> **Brief**: The records below are to be reproduced exactly, with the pictures left out.

> **Supplied data**:
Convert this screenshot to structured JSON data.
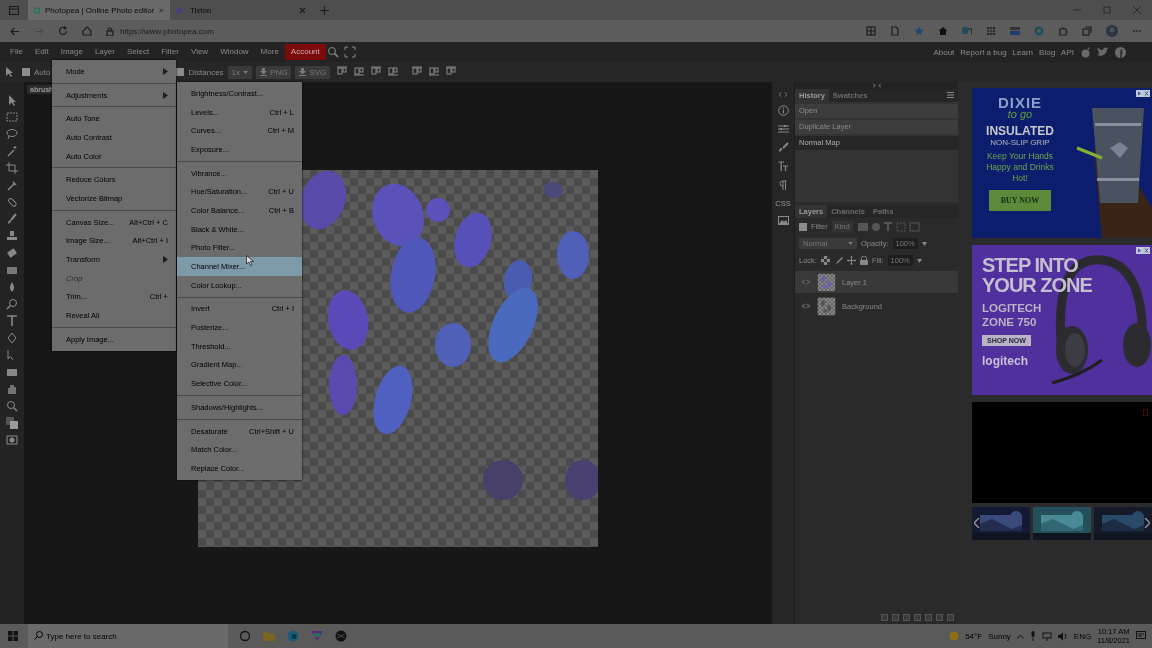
{
  "browser": {
    "tabs": [
      {
        "title": "Photopea | Online Photo editor",
        "selected": true
      },
      {
        "title": "Tixton",
        "selected": false
      }
    ],
    "url": "https://www.photopea.com"
  },
  "menubar": {
    "items": [
      {
        "label": "File",
        "kind": "menu"
      },
      {
        "label": "Edit",
        "kind": "menu"
      },
      {
        "label": "Image",
        "kind": "menu"
      },
      {
        "label": "Layer",
        "kind": "menu"
      },
      {
        "label": "Select",
        "kind": "menu"
      },
      {
        "label": "Filter",
        "kind": "menu"
      },
      {
        "label": "View",
        "kind": "menu"
      },
      {
        "label": "Window",
        "kind": "menu"
      },
      {
        "label": "More",
        "kind": "menu"
      },
      {
        "label": "Account",
        "kind": "account"
      }
    ],
    "links": [
      "About",
      "Report a bug",
      "Learn",
      "Blog",
      "API"
    ]
  },
  "options_bar": {
    "auto_select": {
      "label": "Auto",
      "checked": false
    },
    "distances": {
      "label": "Distances",
      "checked": false
    },
    "scale": "1x",
    "exports": [
      "PNG",
      "SVG"
    ]
  },
  "document_tab": "abrush",
  "image_menu": {
    "groups": [
      [
        {
          "label": "Mode",
          "submenu": true,
          "disabled": false,
          "selected": false
        }
      ],
      [
        {
          "label": "Adjustments",
          "submenu": true,
          "disabled": false,
          "selected": false
        }
      ],
      [
        {
          "label": "Auto Tone",
          "submenu": false,
          "disabled": false,
          "selected": false
        },
        {
          "label": "Auto Contrast",
          "submenu": false,
          "disabled": false,
          "selected": false
        },
        {
          "label": "Auto Color",
          "submenu": false,
          "disabled": false,
          "selected": false
        }
      ],
      [
        {
          "label": "Reduce Colors",
          "submenu": false,
          "disabled": false,
          "selected": false
        },
        {
          "label": "Vectorize Bitmap",
          "submenu": false,
          "disabled": false,
          "selected": false
        }
      ],
      [
        {
          "label": "Canvas Size...",
          "shortcut": "Alt+Ctrl + C",
          "submenu": false,
          "disabled": false,
          "selected": false
        },
        {
          "label": "Image Size...",
          "shortcut": "Alt+Ctrl + I",
          "submenu": false,
          "disabled": false,
          "selected": false
        },
        {
          "label": "Transform",
          "submenu": true,
          "disabled": false,
          "selected": false
        },
        {
          "label": "Crop",
          "submenu": false,
          "disabled": true,
          "selected": false
        },
        {
          "label": "Trim...",
          "shortcut": "Ctrl +",
          "submenu": false,
          "disabled": false,
          "selected": false
        },
        {
          "label": "Reveal All",
          "submenu": false,
          "disabled": false,
          "selected": false
        }
      ],
      [
        {
          "label": "Apply Image...",
          "submenu": false,
          "disabled": false,
          "selected": false
        }
      ]
    ]
  },
  "adjustments_menu": {
    "groups": [
      [
        {
          "label": "Brightness/Contrast...",
          "selected": false
        },
        {
          "label": "Levels...",
          "shortcut": "Ctrl + L",
          "selected": false
        },
        {
          "label": "Curves...",
          "shortcut": "Ctrl + M",
          "selected": false
        },
        {
          "label": "Exposure...",
          "selected": false
        }
      ],
      [
        {
          "label": "Vibrance...",
          "selected": false
        },
        {
          "label": "Hue/Saturation...",
          "shortcut": "Ctrl + U",
          "selected": false
        },
        {
          "label": "Color Balance...",
          "shortcut": "Ctrl + B",
          "selected": false
        },
        {
          "label": "Black & White...",
          "selected": false
        },
        {
          "label": "Photo Filter...",
          "selected": false
        },
        {
          "label": "Channel Mixer...",
          "selected": true
        },
        {
          "label": "Color Lookup...",
          "selected": false
        }
      ],
      [
        {
          "label": "Invert",
          "shortcut": "Ctrl + I",
          "selected": false
        },
        {
          "label": "Posterize...",
          "selected": false
        },
        {
          "label": "Threshold...",
          "selected": false
        },
        {
          "label": "Gradient Map...",
          "selected": false
        },
        {
          "label": "Selective Color...",
          "selected": false
        }
      ],
      [
        {
          "label": "Shadows/Highlights...",
          "selected": false
        }
      ],
      [
        {
          "label": "Desaturate",
          "shortcut": "Ctrl+Shift + U",
          "selected": false
        },
        {
          "label": "Match Color...",
          "selected": false
        },
        {
          "label": "Replace Color...",
          "selected": false
        }
      ]
    ]
  },
  "dock": {
    "css_label": "CSS"
  },
  "history_panel": {
    "tabs": [
      {
        "label": "History",
        "selected": true
      },
      {
        "label": "Swatches",
        "selected": false
      }
    ],
    "items": [
      {
        "label": "Open",
        "selected": false
      },
      {
        "label": "Duplicate Layer",
        "selected": false
      },
      {
        "label": "Normal Map",
        "selected": true
      }
    ]
  },
  "layers_panel": {
    "tabs": [
      {
        "label": "Layers",
        "selected": true
      },
      {
        "label": "Channels",
        "selected": false
      },
      {
        "label": "Paths",
        "selected": false
      }
    ],
    "filter": {
      "label": "Filter",
      "checked": false,
      "kind": "Kind"
    },
    "blend_mode": "Normal",
    "opacity_label": "Opacity:",
    "opacity": "100%",
    "lock_label": "Lock:",
    "fill_label": "Fill:",
    "fill": "100%",
    "layers": [
      {
        "name": "Layer 1",
        "visible": true,
        "selected": true
      },
      {
        "name": "Background",
        "visible": true,
        "selected": false
      }
    ]
  },
  "ads": {
    "dixie": {
      "logo": "DIXIE",
      "tagline": "to go",
      "headline": "INSULATED",
      "subhead": "NON-SLIP GRIP",
      "body": "Keep Your Hands Happy and Drinks Hot!",
      "button": "BUY NOW"
    },
    "logitech": {
      "headline": "STEP INTO YOUR ZONE",
      "product": "LOGITECH ZONE 750",
      "button": "SHOP NOW",
      "brand": "logitech"
    }
  },
  "taskbar": {
    "search_placeholder": "Type here to search",
    "temperature": "54°F",
    "weather": "Sunny",
    "language": "ENG",
    "time": "10:17 AM",
    "date": "11/8/2021"
  }
}
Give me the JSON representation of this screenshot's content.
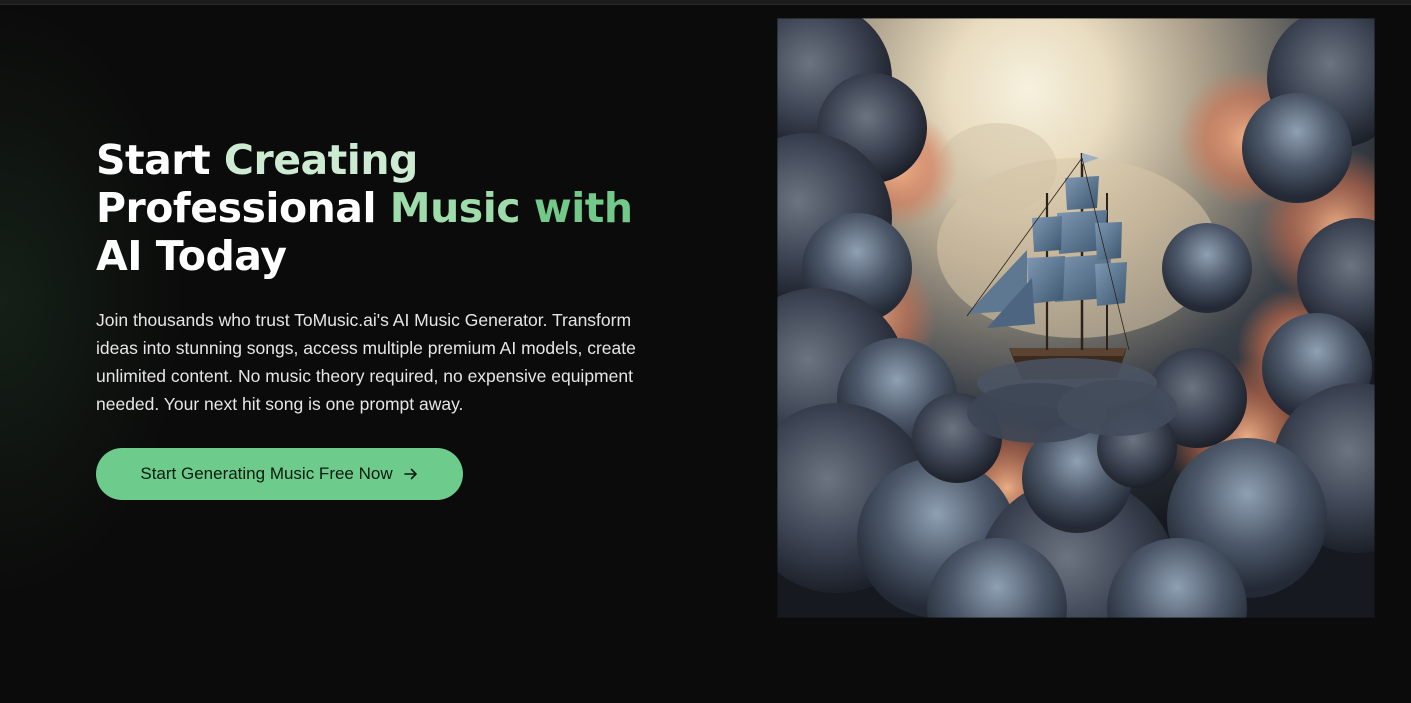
{
  "hero": {
    "headline": {
      "part1": "Start ",
      "part2": "Creating",
      "part3": "Professional ",
      "part4": "Music ",
      "part5": "with",
      "part6": "AI Today"
    },
    "description": "Join thousands who trust ToMusic.ai's AI Music Generator. Transform ideas into stunning songs, access multiple premium AI models, create unlimited content. No music theory required, no expensive equipment needed. Your next hit song is one prompt away.",
    "cta_label": "Start Generating Music Free Now",
    "cta_icon": "arrow-right-icon"
  },
  "colors": {
    "background": "#0b0b0b",
    "accent": "#6dcc8b",
    "headline_white": "#ffffff",
    "headline_green_light": "#cdebd2",
    "headline_green_mid": "#9edcab",
    "headline_green": "#72c98a"
  },
  "artwork": {
    "subject": "sailing-ship-in-clouds-image"
  }
}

> **Result of this task**:
Convert this screenshot to structured JSON data.
{
  "browser": {
    "tabs": [
      {
        "title": "Photopea | Online Photo editor",
        "selected": true
      },
      {
        "title": "Tixton",
        "selected": false
      }
    ],
    "url": "https://www.photopea.com"
  },
  "menubar": {
    "items": [
      {
        "label": "File",
        "kind": "menu"
      },
      {
        "label": "Edit",
        "kind": "menu"
      },
      {
        "label": "Image",
        "kind": "menu"
      },
      {
        "label": "Layer",
        "kind": "menu"
      },
      {
        "label": "Select",
        "kind": "menu"
      },
      {
        "label": "Filter",
        "kind": "menu"
      },
      {
        "label": "View",
        "kind": "menu"
      },
      {
        "label": "Window",
        "kind": "menu"
      },
      {
        "label": "More",
        "kind": "menu"
      },
      {
        "label": "Account",
        "kind": "account"
      }
    ],
    "links": [
      "About",
      "Report a bug",
      "Learn",
      "Blog",
      "API"
    ]
  },
  "options_bar": {
    "auto_select": {
      "label": "Auto",
      "checked": false
    },
    "distances": {
      "label": "Distances",
      "checked": false
    },
    "scale": "1x",
    "exports": [
      "PNG",
      "SVG"
    ]
  },
  "document_tab": "abrush",
  "image_menu": {
    "groups": [
      [
        {
          "label": "Mode",
          "submenu": true,
          "disabled": false,
          "selected": false
        }
      ],
      [
        {
          "label": "Adjustments",
          "submenu": true,
          "disabled": false,
          "selected": false
        }
      ],
      [
        {
          "label": "Auto Tone",
          "submenu": false,
          "disabled": false,
          "selected": false
        },
        {
          "label": "Auto Contrast",
          "submenu": false,
          "disabled": false,
          "selected": false
        },
        {
          "label": "Auto Color",
          "submenu": false,
          "disabled": false,
          "selected": false
        }
      ],
      [
        {
          "label": "Reduce Colors",
          "submenu": false,
          "disabled": false,
          "selected": false
        },
        {
          "label": "Vectorize Bitmap",
          "submenu": false,
          "disabled": false,
          "selected": false
        }
      ],
      [
        {
          "label": "Canvas Size...",
          "shortcut": "Alt+Ctrl + C",
          "submenu": false,
          "disabled": false,
          "selected": false
        },
        {
          "label": "Image Size...",
          "shortcut": "Alt+Ctrl + I",
          "submenu": false,
          "disabled": false,
          "selected": false
        },
        {
          "label": "Transform",
          "submenu": true,
          "disabled": false,
          "selected": false
        },
        {
          "label": "Crop",
          "submenu": false,
          "disabled": true,
          "selected": false
        },
        {
          "label": "Trim...",
          "shortcut": "Ctrl +",
          "submenu": false,
          "disabled": false,
          "selected": false
        },
        {
          "label": "Reveal All",
          "submenu": false,
          "disabled": false,
          "selected": false
        }
      ],
      [
        {
          "label": "Apply Image...",
          "submenu": false,
          "disabled": false,
          "selected": false
        }
      ]
    ]
  },
  "adjustments_menu": {
    "groups": [
      [
        {
          "label": "Brightness/Contrast...",
          "selected": false
        },
        {
          "label": "Levels...",
          "shortcut": "Ctrl + L",
          "selected": false
        },
        {
          "label": "Curves...",
          "shortcut": "Ctrl + M",
          "selected": false
        },
        {
          "label": "Exposure...",
          "selected": false
        }
      ],
      [
        {
          "label": "Vibrance...",
          "selected": false
        },
        {
          "label": "Hue/Saturation...",
          "shortcut": "Ctrl + U",
          "selected": false
        },
        {
          "label": "Color Balance...",
          "shortcut": "Ctrl + B",
          "selected": false
        },
        {
          "label": "Black & White...",
          "selected": false
        },
        {
          "label": "Photo Filter...",
          "selected": false
        },
        {
          "label": "Channel Mixer...",
          "selected": true
        },
        {
          "label": "Color Lookup...",
          "selected": false
        }
      ],
      [
        {
          "label": "Invert",
          "shortcut": "Ctrl + I",
          "selected": false
        },
        {
          "label": "Posterize...",
          "selected": false
        },
        {
          "label": "Threshold...",
          "selected": false
        },
        {
          "label": "Gradient Map...",
          "selected": false
        },
        {
          "label": "Selective Color...",
          "selected": false
        }
      ],
      [
        {
          "label": "Shadows/Highlights...",
          "selected": false
        }
      ],
      [
        {
          "label": "Desaturate",
          "shortcut": "Ctrl+Shift + U",
          "selected": false
        },
        {
          "label": "Match Color...",
          "selected": false
        },
        {
          "label": "Replace Color...",
          "selected": false
        }
      ]
    ]
  },
  "dock": {
    "css_label": "CSS"
  },
  "history_panel": {
    "tabs": [
      {
        "label": "History",
        "selected": true
      },
      {
        "label": "Swatches",
        "selected": false
      }
    ],
    "items": [
      {
        "label": "Open",
        "selected": false
      },
      {
        "label": "Duplicate Layer",
        "selected": false
      },
      {
        "label": "Normal Map",
        "selected": true
      }
    ]
  },
  "layers_panel": {
    "tabs": [
      {
        "label": "Layers",
        "selected": true
      },
      {
        "label": "Channels",
        "selected": false
      },
      {
        "label": "Paths",
        "selected": false
      }
    ],
    "filter": {
      "label": "Filter",
      "checked": false,
      "kind": "Kind"
    },
    "blend_mode": "Normal",
    "opacity_label": "Opacity:",
    "opacity": "100%",
    "lock_label": "Lock:",
    "fill_label": "Fill:",
    "fill": "100%",
    "layers": [
      {
        "name": "Layer 1",
        "visible": true,
        "selected": true
      },
      {
        "name": "Background",
        "visible": true,
        "selected": false
      }
    ]
  },
  "ads": {
    "dixie": {
      "logo": "DIXIE",
      "tagline": "to go",
      "headline": "INSULATED",
      "subhead": "NON-SLIP GRIP",
      "body": "Keep Your Hands Happy and Drinks Hot!",
      "button": "BUY NOW"
    },
    "logitech": {
      "headline": "STEP INTO YOUR ZONE",
      "product": "LOGITECH ZONE 750",
      "button": "SHOP NOW",
      "brand": "logitech"
    }
  },
  "taskbar": {
    "search_placeholder": "Type here to search",
    "temperature": "54°F",
    "weather": "Sunny",
    "language": "ENG",
    "time": "10:17 AM",
    "date": "11/8/2021"
  }
}
Give me the JSON representation of this screenshot's content.
{
  "hero": {
    "headline": {
      "part1": "Start ",
      "part2": "Creating",
      "part3": "Professional ",
      "part4": "Music ",
      "part5": "with",
      "part6": "AI Today"
    },
    "description": "Join thousands who trust ToMusic.ai's AI Music Generator. Transform ideas into stunning songs, access multiple premium AI models, create unlimited content. No music theory required, no expensive equipment needed. Your next hit song is one prompt away.",
    "cta_label": "Start Generating Music Free Now",
    "cta_icon": "arrow-right-icon"
  },
  "colors": {
    "background": "#0b0b0b",
    "accent": "#6dcc8b",
    "headline_white": "#ffffff",
    "headline_green_light": "#cdebd2",
    "headline_green_mid": "#9edcab",
    "headline_green": "#72c98a"
  },
  "artwork": {
    "subject": "sailing-ship-in-clouds-image"
  }
}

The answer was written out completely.